Fact or fiction? Mission-critical myths about DDoS attacks

Building resilience against distributed threats at government level
Bryan Hamman, Arbor Network’s territory manager for sub-Saharan Africa.
Fact or fiction? Mission-critical myths about DDoS attacks
Arbor Network’s territory manager for Sub-Saharan Africa, Bryan Hamman.

For anyone in ‘denial’ about the power of Distributed Denial of Service (DDoS) attacks in South Africa – attempts to exhaust the resources available to a network, application or service so that genuine users cannot gain access – let’s take a quick browse through some local headlines from the recent past. A quick search brings up the following:

  • “SA ranks high for DDoS attack concerns” (July 2014)
  • “SA a target for DDOS” (May 2015)
  • “South African IP addresses appear on massive DDoS-for-hire list” (September 2016)

Let’s dissect some DDoS myths.

1: South Africa is not a major target for DDoS attacks
The above headlines definitely argue otherwise. No business entity can afford to be complacent: in today’s cloud-based, always-on business environment, DDoS attacks can pull down an organisation’s online systems and bring workflow and mission-critical processes to a halt. In the process, of course, reputation becomes a casualty.

2: DDoS attacks are the latest weapon in the hactivist’s arsenal
No, DDoS attacks have been around since 2010 or so. Since then, we’ve seen an increase in DDoS attacks that has led to innovation in the areas of tools, targets and techniques. Today, DDoS has evolved into a series of attacks that include very high volume attacks which cause congestion, as well as attacks that are more difficult to detect, as they target applications as well as existing security infrastructure such as firewalls and IPS.

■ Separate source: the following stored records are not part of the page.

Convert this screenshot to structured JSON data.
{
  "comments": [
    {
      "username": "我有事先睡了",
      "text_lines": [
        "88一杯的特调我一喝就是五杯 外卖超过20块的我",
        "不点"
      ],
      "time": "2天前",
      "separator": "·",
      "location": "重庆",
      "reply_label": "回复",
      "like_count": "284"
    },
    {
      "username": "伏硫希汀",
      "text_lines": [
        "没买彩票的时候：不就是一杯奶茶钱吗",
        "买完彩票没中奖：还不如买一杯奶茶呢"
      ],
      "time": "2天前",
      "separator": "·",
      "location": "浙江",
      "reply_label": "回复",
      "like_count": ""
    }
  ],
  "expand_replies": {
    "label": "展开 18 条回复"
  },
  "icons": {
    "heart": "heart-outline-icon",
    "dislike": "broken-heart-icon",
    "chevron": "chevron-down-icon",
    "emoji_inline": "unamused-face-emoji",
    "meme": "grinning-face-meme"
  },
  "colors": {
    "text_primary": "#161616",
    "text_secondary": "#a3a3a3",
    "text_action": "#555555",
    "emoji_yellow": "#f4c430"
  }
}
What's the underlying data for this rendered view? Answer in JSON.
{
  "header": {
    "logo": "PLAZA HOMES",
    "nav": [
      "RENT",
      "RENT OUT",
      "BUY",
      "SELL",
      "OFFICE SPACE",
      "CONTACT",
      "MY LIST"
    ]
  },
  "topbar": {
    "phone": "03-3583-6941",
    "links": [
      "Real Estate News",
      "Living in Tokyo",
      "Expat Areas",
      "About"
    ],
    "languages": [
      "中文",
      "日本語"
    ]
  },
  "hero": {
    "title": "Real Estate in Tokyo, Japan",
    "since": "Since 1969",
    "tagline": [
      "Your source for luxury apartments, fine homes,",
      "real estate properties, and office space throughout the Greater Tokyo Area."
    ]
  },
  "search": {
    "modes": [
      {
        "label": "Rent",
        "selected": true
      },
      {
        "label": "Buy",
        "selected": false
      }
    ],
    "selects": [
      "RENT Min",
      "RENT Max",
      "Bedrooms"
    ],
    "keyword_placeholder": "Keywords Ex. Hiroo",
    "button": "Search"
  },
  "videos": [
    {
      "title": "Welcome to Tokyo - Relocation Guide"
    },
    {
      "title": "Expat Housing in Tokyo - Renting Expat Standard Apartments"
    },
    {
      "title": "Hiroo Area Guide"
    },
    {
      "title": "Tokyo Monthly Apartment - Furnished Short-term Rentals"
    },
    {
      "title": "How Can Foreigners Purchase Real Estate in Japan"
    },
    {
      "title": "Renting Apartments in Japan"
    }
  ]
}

3: Small organisations are not at risk
Not true. Over the past few years, the world has seen crippling attacks on all types and sizes of organisation, from corporates to small businesses, banks, hospitals, governments, schools and universities and even non-profit organisations.

4: We have a firewall
Traditional perimeter security solutions are vital aspects of an integrated security set-up, but they are not designed specifically to cater for DDoS attacks. Attackers look for gaps in traditional security solutions and take advantage of networks that are left unguarded.

5: We just increased our bandwidth, we are fine
It’s unlikely that anyone has enough bandwidth, especially when we look at some of the latest statistics: Arbor’s 2017 Annual Worldwide Infrastructure Security Report has confirmed sightings of attacks of 800 Gbps in scale. This is a 60 percent jump on the previous year’s largest reported attack, and they are predicted to only get worse in the future. Bandwidth alone will not save your network.

So much for some of the DDoS myths. The fact is that DDoS attacks are growing in scale and sophistication all the time. Arbor research shows that more than a quarter of all DDoS attacks are actually used as a diversion tactic to cover up data theft, as attackers use a combination of techniques.

Unfortunately, many organisations only address the issue of DDoS protection after they have already been hit, when the damage is done. As well as direct financial losses, a DDoS attack can bring costs to recover from an attack, supply chain disruption, and brand damage and loss of consumer trust. It’s critical to ensure that your business implements specialised DDoS protection as a key component of your security solutions.

After all, you don’t want your business making headlines for all the wrong reasons, right? And that’s a fact.

By Bryan Hamman, Arbor Network’s territory manager for Sub-Saharan Africa